from God, and that you are not your own? For you have been bought with a price.
Therefore, glorify God in your body’ (1 Corinthians 6:19-20).
The health and wellness of the entire person was central to the message and
ministry of Jesus. It continued through the Early Church and is still central today.
This message remains unchanged. God loves us and cares about our spirit, soul
and body. He desires that we love others as we love ourselves. This includes caring
for ourselves and our bodies – the temple of the Holy Spirit.
As we journey through life, we can ask ourselves a number of questions to help
move us to the right perspective.
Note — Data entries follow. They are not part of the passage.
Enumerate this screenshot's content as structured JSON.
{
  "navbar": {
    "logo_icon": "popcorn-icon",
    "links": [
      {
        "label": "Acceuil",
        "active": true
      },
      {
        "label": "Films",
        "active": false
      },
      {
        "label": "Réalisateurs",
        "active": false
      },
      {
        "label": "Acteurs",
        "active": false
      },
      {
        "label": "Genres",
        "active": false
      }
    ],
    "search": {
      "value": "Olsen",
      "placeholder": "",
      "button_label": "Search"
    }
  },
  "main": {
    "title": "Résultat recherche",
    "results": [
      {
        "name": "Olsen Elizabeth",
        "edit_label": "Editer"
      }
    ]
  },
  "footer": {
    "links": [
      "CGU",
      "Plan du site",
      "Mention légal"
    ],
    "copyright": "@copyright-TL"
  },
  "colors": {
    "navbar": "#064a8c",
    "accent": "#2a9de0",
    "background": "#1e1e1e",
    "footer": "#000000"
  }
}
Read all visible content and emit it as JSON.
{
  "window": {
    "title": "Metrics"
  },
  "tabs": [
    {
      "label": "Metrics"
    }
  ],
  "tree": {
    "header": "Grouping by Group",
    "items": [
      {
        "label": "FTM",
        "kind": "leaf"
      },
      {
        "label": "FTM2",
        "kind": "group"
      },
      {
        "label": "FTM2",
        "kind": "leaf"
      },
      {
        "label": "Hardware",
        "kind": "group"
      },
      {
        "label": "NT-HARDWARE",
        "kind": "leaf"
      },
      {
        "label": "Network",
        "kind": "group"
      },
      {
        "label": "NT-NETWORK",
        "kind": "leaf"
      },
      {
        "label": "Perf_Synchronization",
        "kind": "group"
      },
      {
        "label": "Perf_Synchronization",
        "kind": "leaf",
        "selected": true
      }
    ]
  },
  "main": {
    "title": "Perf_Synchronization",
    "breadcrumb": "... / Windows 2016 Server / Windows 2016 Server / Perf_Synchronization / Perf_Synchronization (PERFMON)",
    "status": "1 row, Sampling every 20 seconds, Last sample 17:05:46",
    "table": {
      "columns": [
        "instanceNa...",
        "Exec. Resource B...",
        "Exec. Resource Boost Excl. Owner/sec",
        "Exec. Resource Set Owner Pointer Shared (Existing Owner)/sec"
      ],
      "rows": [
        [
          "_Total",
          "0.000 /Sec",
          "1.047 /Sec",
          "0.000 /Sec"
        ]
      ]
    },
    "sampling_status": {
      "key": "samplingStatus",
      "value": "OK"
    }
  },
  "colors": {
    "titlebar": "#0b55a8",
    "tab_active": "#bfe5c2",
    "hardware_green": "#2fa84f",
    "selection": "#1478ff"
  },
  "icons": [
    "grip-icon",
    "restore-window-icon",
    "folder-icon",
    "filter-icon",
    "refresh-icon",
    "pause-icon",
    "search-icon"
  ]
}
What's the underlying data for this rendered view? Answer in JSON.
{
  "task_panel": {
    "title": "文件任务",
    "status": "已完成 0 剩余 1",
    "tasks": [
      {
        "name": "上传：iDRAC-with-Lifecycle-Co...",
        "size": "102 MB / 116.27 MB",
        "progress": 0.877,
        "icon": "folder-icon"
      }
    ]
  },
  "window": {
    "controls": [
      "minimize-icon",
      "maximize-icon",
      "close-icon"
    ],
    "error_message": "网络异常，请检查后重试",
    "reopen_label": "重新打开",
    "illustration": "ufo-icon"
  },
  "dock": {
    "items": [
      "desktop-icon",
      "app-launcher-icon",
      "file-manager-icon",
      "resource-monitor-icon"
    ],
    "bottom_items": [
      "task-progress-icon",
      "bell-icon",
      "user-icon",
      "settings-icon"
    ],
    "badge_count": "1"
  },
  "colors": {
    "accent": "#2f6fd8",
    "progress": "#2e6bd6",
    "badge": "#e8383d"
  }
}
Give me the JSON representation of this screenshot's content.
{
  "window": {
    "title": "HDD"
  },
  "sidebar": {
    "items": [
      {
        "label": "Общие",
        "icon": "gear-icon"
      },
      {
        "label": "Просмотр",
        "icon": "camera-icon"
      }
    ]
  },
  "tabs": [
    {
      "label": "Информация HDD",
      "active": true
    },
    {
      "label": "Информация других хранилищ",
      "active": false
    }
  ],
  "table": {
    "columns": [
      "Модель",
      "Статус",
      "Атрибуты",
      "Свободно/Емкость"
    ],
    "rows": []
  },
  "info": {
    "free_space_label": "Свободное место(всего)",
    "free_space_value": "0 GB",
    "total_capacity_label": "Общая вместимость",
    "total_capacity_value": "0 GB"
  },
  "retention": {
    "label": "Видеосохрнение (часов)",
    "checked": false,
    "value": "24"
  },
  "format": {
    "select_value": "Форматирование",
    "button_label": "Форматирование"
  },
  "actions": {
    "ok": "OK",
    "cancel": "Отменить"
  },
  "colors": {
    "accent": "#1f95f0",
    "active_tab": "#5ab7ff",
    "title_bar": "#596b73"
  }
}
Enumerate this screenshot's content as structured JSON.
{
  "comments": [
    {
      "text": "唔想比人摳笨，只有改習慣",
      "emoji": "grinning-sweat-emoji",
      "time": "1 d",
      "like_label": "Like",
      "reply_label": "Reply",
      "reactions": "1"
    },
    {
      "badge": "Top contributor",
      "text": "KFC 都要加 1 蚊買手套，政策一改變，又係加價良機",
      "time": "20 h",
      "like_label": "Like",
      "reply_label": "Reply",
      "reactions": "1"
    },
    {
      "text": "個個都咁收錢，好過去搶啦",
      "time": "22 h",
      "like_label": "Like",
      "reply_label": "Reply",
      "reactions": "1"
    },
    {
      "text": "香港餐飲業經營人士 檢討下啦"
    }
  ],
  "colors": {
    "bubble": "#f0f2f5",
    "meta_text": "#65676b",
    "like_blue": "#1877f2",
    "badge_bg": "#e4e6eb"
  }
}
How does ignoring health and wellness, either
spiritual or physical or mental, impact our ability to be a good witness to others; our
ability to glorify, minister and serve God? One of the ways we can glorify God is by
following a lifestyle and behaviour as far as possible that produces health and
wellness rather than choosing to walk down a path leading to disease and sickness.
Practically speaking, as we care for our bodies, we are more likely to remain active
in serving God and others. Maybe we need a health plan!
Reflecting for action and prayer
Please take time to read the focus of the targets (in the left-hand column)
associated with this goal and pray that God will equip and empower people, corps
and the international Church to take action as they aim to promote healthy lives and
well-being for all. May we do what we can to assist others to achieve this; but may
we also ensure that we concern ourselves with personal health and wellness.
Specific Prayer Topics
- Pray for those people who are suffering and that hearts may be softened so solutions can be generated and health and other resources can be shared.
- Do we have a plan to achieve and maintain personal physical health and wellness? Have you prayed about it?
- What is your plan for wellness? Is it now, never or on your priority list? Are you still thinking about making a change in your lifestyle that would lead to better physical or mental health? Can you pray about it?
- Do we maintain habits that we know are unhealthy and eventually lead to weight gain, low energy, premature disease – even contradicting Scripture?